Getting Real with Shadra Bruce
Today while I was sitting here working, there was a loud crash directly behind me and the sound of breaking glass. It was the shelf in my hutch that held all my pretty glass stuff. One of the shelf holders just fell out and the whole shelf crashed down.
Through the glass doors, I could see that nearly everything was broken. I started bawling hysterically. My heart was broken right along with the glass.
It wasn’t about the stuff. Really, it wasn’t. At the end of the day, it’s all just stuff.
It’s just that this particular stuff was teacups and saucers passed down to me by my great-grandmother. Angels that had been my mothers until she died. Glass bunnies I’d received as gifts from my kids.
I’ve been on a minimalism journey for several years and have rid myself of most of my collectibles and precious items. This was the distilled, best-of-the-best, most precious, most infused with memories things. These were the items I’d carefully packed every time we moved in layers of bubble wrap. The reason I have an $8,000 dining room set (no, I didn’t pay that much, but it did not come cheap).
This was the stuff I would have split between my daughters.
And now, most of it is in the trash.
I’m done crying. The glass is all cleaned up. The shelf is re-seated. The remaining few things that didn’t break are back on the shelf.
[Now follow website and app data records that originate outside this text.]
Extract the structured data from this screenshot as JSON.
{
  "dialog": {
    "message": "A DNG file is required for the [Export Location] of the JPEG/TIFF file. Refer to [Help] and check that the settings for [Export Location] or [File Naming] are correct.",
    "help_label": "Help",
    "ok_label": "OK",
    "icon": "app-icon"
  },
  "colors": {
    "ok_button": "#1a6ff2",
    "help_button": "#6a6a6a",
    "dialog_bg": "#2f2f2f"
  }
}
But I’m sad. Not because of the stuff that broke…but because it brought up so many memories of the women in my life – my great-grandmother, my grandmother, my mother – who are no longer with me. The few things I kept each held a memory of a moment in time or an experience I had with them.
Today I was already a little bit emotional. It’s my youngest child’s 16th birthday. And I realized this morning that it’s the last birthday she’ll actually spend here at home with us. She’s skipped two grades and graduates in June. She will be away at college for her 17th and 18th birthdays (they’ll be school days, I checked).
So maybe the broken shelf was a gift from my great-grandmother, my grandmother, and my mother to let me have a good cry session before my daughter gets home from school…because she wants to celebrate this milestone – and I want to celebrate it with her. Without tears, without worrying about how I will celebrate with her next year.
Glass breaks, but memories don’t.